Lincecum may not be ready to enter retirement, but another quote from Thurman suggests that he’ll be picky about where he pitches next. He doesn’t appear open to pitching overseas, and despite not having a contract for 2017 (or even any serious suitors), the right-hander is set on pitching in the big leagues this year. Whether or not he’s willing to take a bullpen role to do so remains to be seen.

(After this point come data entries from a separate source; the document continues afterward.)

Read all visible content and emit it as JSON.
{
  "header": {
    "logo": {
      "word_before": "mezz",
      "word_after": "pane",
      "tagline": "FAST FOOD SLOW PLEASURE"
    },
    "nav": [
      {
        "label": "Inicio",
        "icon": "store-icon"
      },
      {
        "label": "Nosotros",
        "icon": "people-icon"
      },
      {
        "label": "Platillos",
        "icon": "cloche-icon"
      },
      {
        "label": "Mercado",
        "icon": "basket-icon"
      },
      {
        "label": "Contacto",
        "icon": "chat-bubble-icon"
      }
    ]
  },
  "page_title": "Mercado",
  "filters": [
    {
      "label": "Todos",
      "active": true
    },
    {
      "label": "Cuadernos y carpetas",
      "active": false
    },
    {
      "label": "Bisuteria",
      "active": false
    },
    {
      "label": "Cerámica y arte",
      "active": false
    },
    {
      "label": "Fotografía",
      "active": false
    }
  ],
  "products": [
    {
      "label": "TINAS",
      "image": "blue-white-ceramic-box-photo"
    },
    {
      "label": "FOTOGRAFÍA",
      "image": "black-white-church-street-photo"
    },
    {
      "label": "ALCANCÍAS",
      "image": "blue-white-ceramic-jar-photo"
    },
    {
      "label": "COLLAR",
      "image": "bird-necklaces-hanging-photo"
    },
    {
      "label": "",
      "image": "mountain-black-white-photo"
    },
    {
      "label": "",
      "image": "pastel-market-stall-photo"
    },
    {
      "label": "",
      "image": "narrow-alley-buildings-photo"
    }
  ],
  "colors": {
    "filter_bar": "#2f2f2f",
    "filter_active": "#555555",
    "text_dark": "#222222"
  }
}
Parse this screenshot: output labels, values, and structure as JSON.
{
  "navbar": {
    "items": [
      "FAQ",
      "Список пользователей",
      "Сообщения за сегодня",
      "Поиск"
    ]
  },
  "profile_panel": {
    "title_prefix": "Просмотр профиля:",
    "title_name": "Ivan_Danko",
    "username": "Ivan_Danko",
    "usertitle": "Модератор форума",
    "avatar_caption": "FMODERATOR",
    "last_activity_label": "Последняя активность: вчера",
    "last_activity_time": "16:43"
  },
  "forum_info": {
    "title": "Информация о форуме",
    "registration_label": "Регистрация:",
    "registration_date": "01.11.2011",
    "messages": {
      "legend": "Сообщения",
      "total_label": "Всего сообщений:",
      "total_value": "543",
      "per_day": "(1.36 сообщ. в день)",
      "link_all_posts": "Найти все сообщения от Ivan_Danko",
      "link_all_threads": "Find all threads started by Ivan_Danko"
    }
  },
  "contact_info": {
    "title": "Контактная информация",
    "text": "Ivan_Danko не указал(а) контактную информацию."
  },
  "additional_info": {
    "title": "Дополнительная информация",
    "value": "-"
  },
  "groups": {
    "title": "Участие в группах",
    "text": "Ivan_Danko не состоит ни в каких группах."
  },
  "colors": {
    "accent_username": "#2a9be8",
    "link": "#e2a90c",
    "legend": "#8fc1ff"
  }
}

While Baggarly predicts some interest in the veteran righty, there’s not much in Lincecum’s recent history to inspire faith in him as a starter, or even a reliever. He picked up a one-year, $2.5 million contract with the Angels following his hip surgery in 2015, and went 2-6 in 2016 with a 9.16 ERA, 5.4 BB/9 and 7.5 SO/9 over 38 1/3 innings. At this point, a minor league contract seems like the surest path back to major league success, though he’s unlikely to find an open spot on the Giants’ or Angels’ rosters anytime soon.